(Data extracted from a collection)
━━━━━━━━━━

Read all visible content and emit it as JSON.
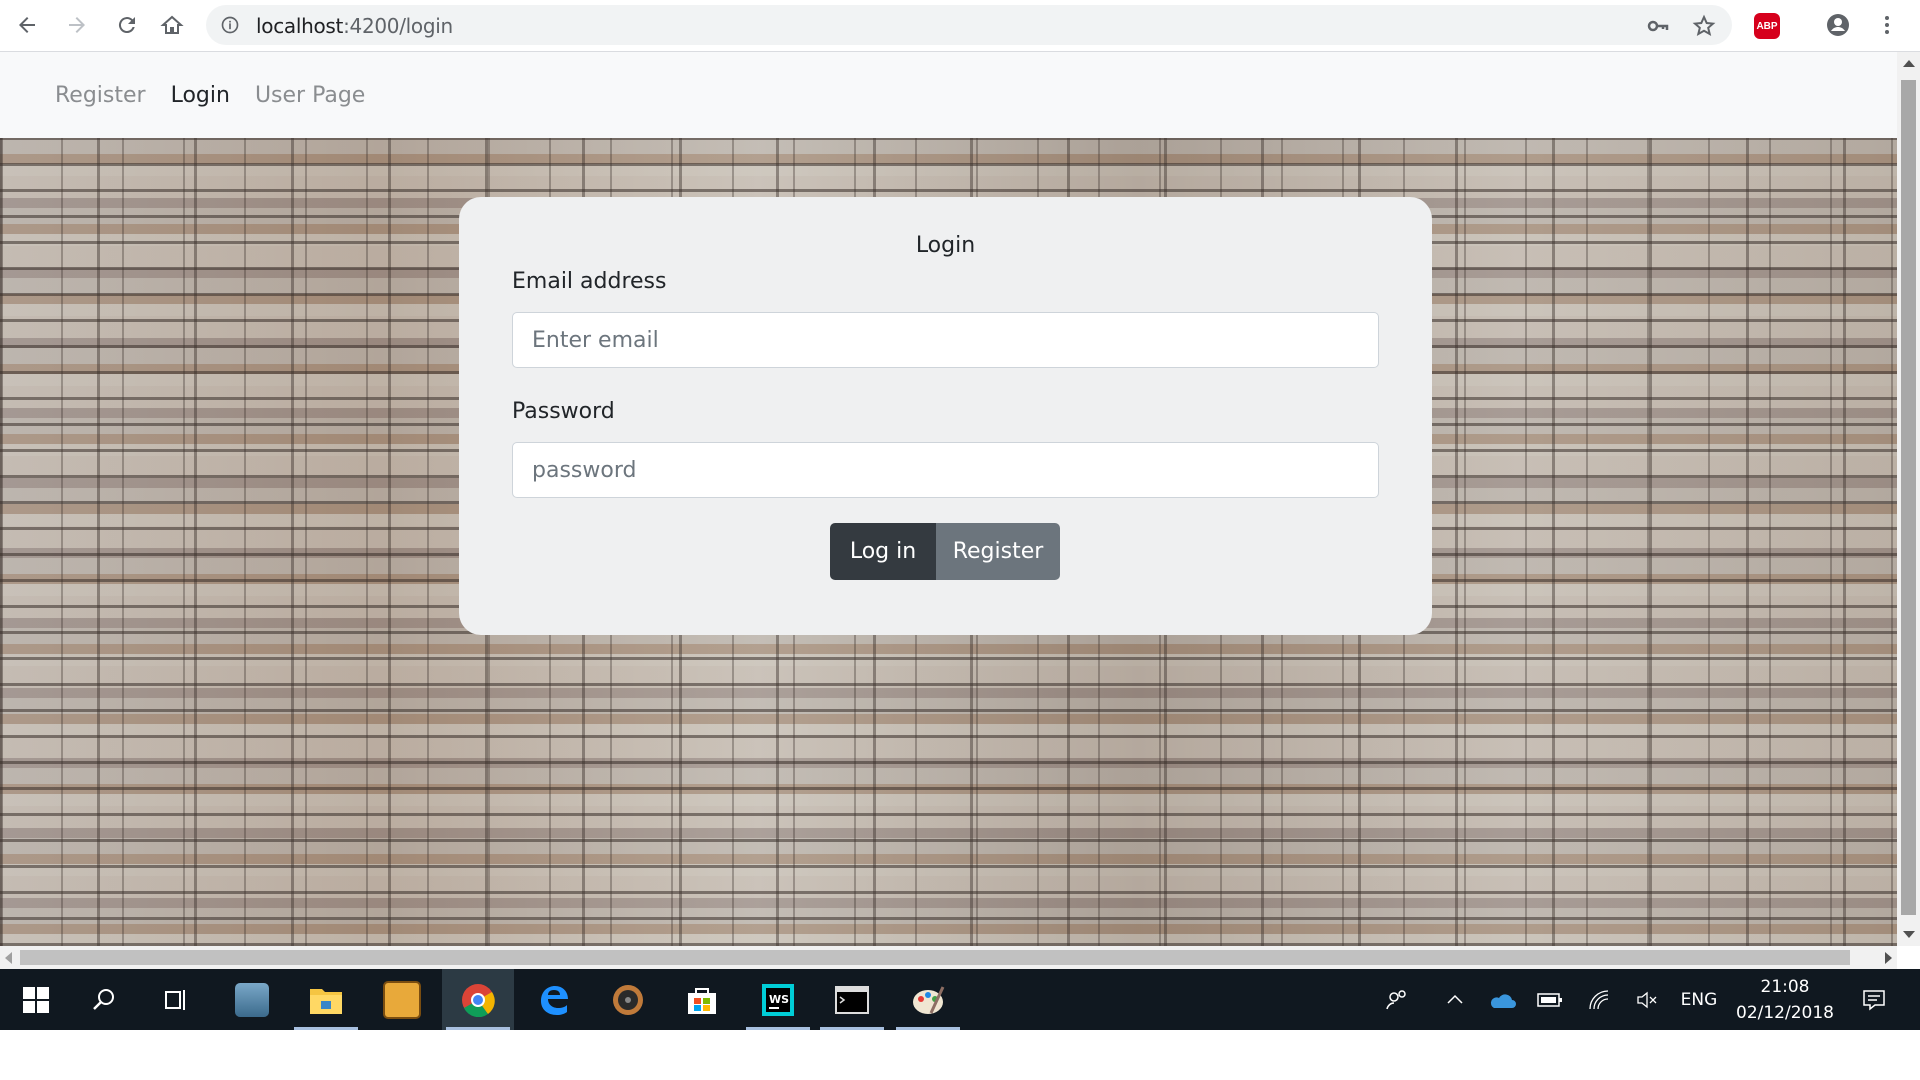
{
  "browser": {
    "url_host": "localhost",
    "url_rest": ":4200/login"
  },
  "nav": {
    "links": [
      "Register",
      "Login",
      "User Page"
    ],
    "active": "Login"
  },
  "login": {
    "title": "Login",
    "email_label": "Email address",
    "email_placeholder": "Enter email",
    "password_label": "Password",
    "password_placeholder": "password",
    "login_button": "Log in",
    "register_button": "Register"
  },
  "taskbar": {
    "apps": [
      "start",
      "search",
      "task-view",
      "pdf-reader",
      "file-explorer",
      "app-pinned",
      "chrome",
      "edge",
      "media",
      "store",
      "webstorm",
      "terminal",
      "paint"
    ],
    "active_app": "chrome",
    "language": "ENG",
    "time": "21:08",
    "date": "02/12/2018"
  },
  "colors": {
    "navbar_bg": "#f8f9fa",
    "card_bg": "#eff0f1",
    "login_btn": "#343a40",
    "register_btn": "#6c757d",
    "taskbar_bg": "#101820"
  }
}
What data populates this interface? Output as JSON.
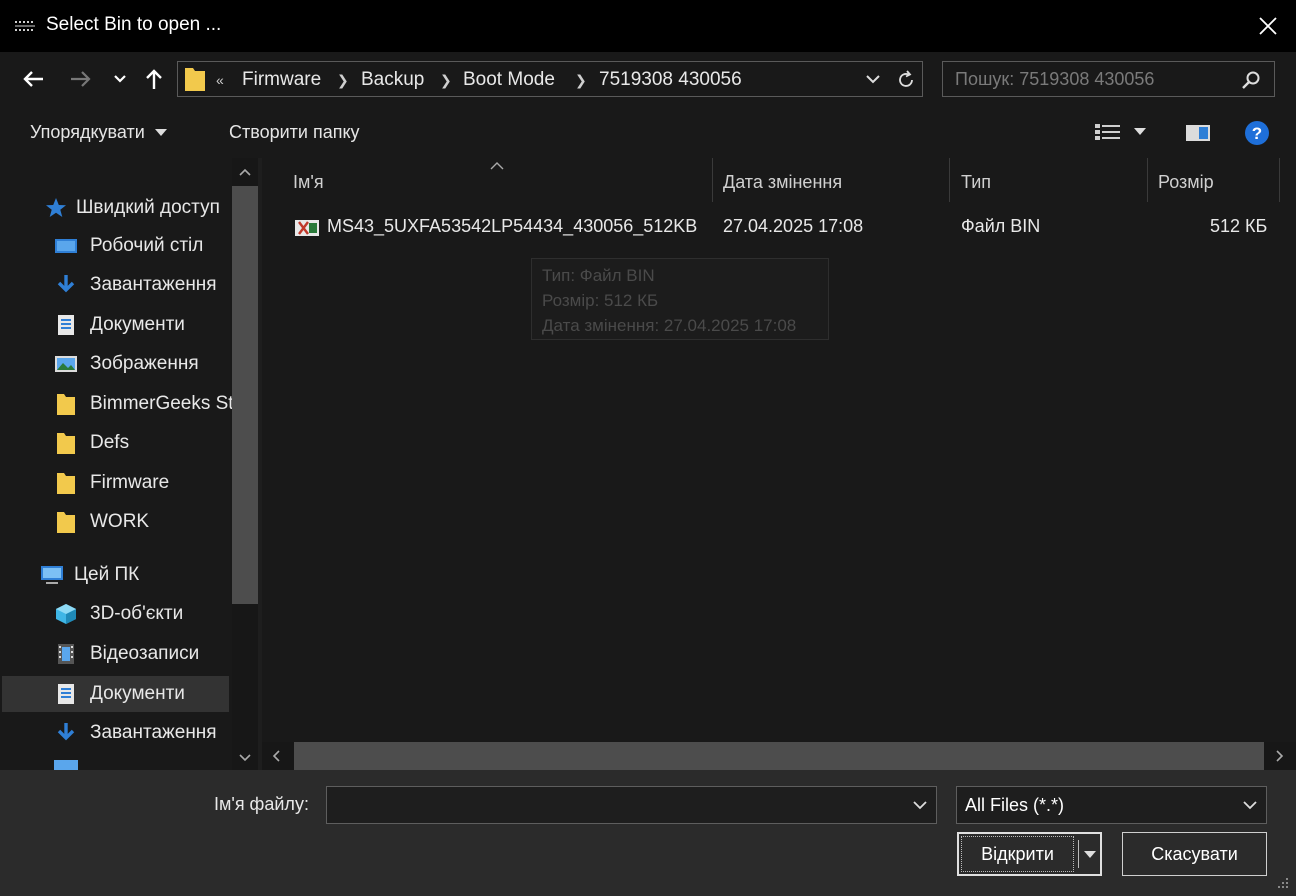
{
  "window": {
    "title": "Select Bin to open ..."
  },
  "address": {
    "overflow": "«",
    "crumbs": [
      "Firmware",
      "Backup",
      "Boot Mode",
      "7519308 430056"
    ]
  },
  "search": {
    "placeholder": "Пошук: 7519308 430056"
  },
  "toolbar": {
    "organize": "Упорядкувати",
    "new_folder": "Створити папку"
  },
  "sidebar": {
    "quick_access": "Швидкий доступ",
    "quick_items": [
      {
        "label": "Робочий стіл",
        "icon": "desktop-icon"
      },
      {
        "label": "Завантаження",
        "icon": "download-icon"
      },
      {
        "label": "Документи",
        "icon": "documents-icon"
      },
      {
        "label": "Зображення",
        "icon": "pictures-icon"
      },
      {
        "label": "BimmerGeeks St",
        "icon": "folder-icon"
      },
      {
        "label": "Defs",
        "icon": "folder-icon"
      },
      {
        "label": "Firmware",
        "icon": "folder-icon"
      },
      {
        "label": "WORK",
        "icon": "folder-icon"
      }
    ],
    "this_pc": "Цей ПК",
    "pc_items": [
      {
        "label": "3D-об'єкти",
        "icon": "cube-icon"
      },
      {
        "label": "Відеозаписи",
        "icon": "video-icon"
      },
      {
        "label": "Документи",
        "icon": "documents-icon"
      },
      {
        "label": "Завантаження",
        "icon": "download-icon"
      }
    ]
  },
  "columns": {
    "name": "Ім'я",
    "date": "Дата змінення",
    "type": "Тип",
    "size": "Розмір"
  },
  "files": [
    {
      "name": "MS43_5UXFA53542LP54434_430056_512KB",
      "date": "27.04.2025 17:08",
      "type": "Файл BIN",
      "size": "512 КБ"
    }
  ],
  "tooltip": {
    "type": "Тип: Файл BIN",
    "size": "Розмір: 512 КБ",
    "date": "Дата змінення: 27.04.2025 17:08"
  },
  "bottom": {
    "filename_label": "Ім'я файлу:",
    "filename_value": "",
    "filter": "All Files (*.*)",
    "open": "Відкрити",
    "cancel": "Скасувати"
  },
  "colors": {
    "folder": "#f2c94c",
    "accent": "#2f7fd6",
    "help": "#1e6fd9"
  }
}
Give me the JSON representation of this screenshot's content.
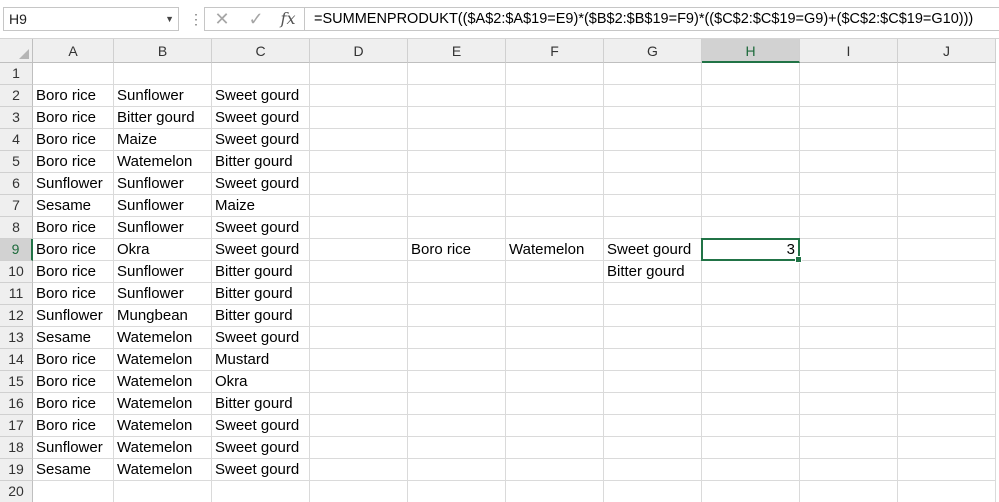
{
  "name_box": "H9",
  "formula_bar": {
    "cancel_glyph": "✕",
    "enter_glyph": "✓",
    "fx_label": "fx",
    "formula": "=SUMMENPRODUKT(($A$2:$A$19=E9)*($B$2:$B$19=F9)*(($C$2:$C$19=G9)+($C$2:$C$19=G10)))"
  },
  "columns": [
    "A",
    "B",
    "C",
    "D",
    "E",
    "F",
    "G",
    "H",
    "I",
    "J"
  ],
  "selected": {
    "column": "H",
    "row": 9
  },
  "rows": [
    {
      "row": 1,
      "cells": {}
    },
    {
      "row": 2,
      "cells": {
        "A": "Boro rice",
        "B": "Sunflower",
        "C": "Sweet gourd"
      }
    },
    {
      "row": 3,
      "cells": {
        "A": "Boro rice",
        "B": "Bitter gourd",
        "C": "Sweet gourd"
      }
    },
    {
      "row": 4,
      "cells": {
        "A": "Boro rice",
        "B": "Maize",
        "C": "Sweet gourd"
      }
    },
    {
      "row": 5,
      "cells": {
        "A": "Boro rice",
        "B": "Watemelon",
        "C": "Bitter gourd"
      }
    },
    {
      "row": 6,
      "cells": {
        "A": "Sunflower",
        "B": "Sunflower",
        "C": "Sweet gourd"
      }
    },
    {
      "row": 7,
      "cells": {
        "A": "Sesame",
        "B": "Sunflower",
        "C": "Maize"
      }
    },
    {
      "row": 8,
      "cells": {
        "A": "Boro rice",
        "B": "Sunflower",
        "C": "Sweet gourd"
      }
    },
    {
      "row": 9,
      "cells": {
        "A": "Boro rice",
        "B": "Okra",
        "C": "Sweet gourd",
        "E": "Boro rice",
        "F": "Watemelon",
        "G": "Sweet gourd",
        "H": "3"
      }
    },
    {
      "row": 10,
      "cells": {
        "A": "Boro rice",
        "B": "Sunflower",
        "C": "Bitter gourd",
        "G": "Bitter gourd"
      }
    },
    {
      "row": 11,
      "cells": {
        "A": "Boro rice",
        "B": "Sunflower",
        "C": "Bitter gourd"
      }
    },
    {
      "row": 12,
      "cells": {
        "A": "Sunflower",
        "B": "Mungbean",
        "C": "Bitter gourd"
      }
    },
    {
      "row": 13,
      "cells": {
        "A": "Sesame",
        "B": "Watemelon",
        "C": "Sweet gourd"
      }
    },
    {
      "row": 14,
      "cells": {
        "A": "Boro rice",
        "B": "Watemelon",
        "C": "Mustard"
      }
    },
    {
      "row": 15,
      "cells": {
        "A": "Boro rice",
        "B": "Watemelon",
        "C": "Okra"
      }
    },
    {
      "row": 16,
      "cells": {
        "A": "Boro rice",
        "B": "Watemelon",
        "C": "Bitter gourd"
      }
    },
    {
      "row": 17,
      "cells": {
        "A": "Boro rice",
        "B": "Watemelon",
        "C": "Sweet gourd"
      }
    },
    {
      "row": 18,
      "cells": {
        "A": "Sunflower",
        "B": "Watemelon",
        "C": "Sweet gourd"
      }
    },
    {
      "row": 19,
      "cells": {
        "A": "Sesame",
        "B": "Watemelon",
        "C": "Sweet gourd"
      }
    },
    {
      "row": 20,
      "cells": {}
    }
  ],
  "colors": {
    "accent": "#217346",
    "header_bg": "#efefef",
    "gridline": "#dadada"
  }
}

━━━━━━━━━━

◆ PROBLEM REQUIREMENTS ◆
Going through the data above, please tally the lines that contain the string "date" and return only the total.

◆ REPLY ◆
4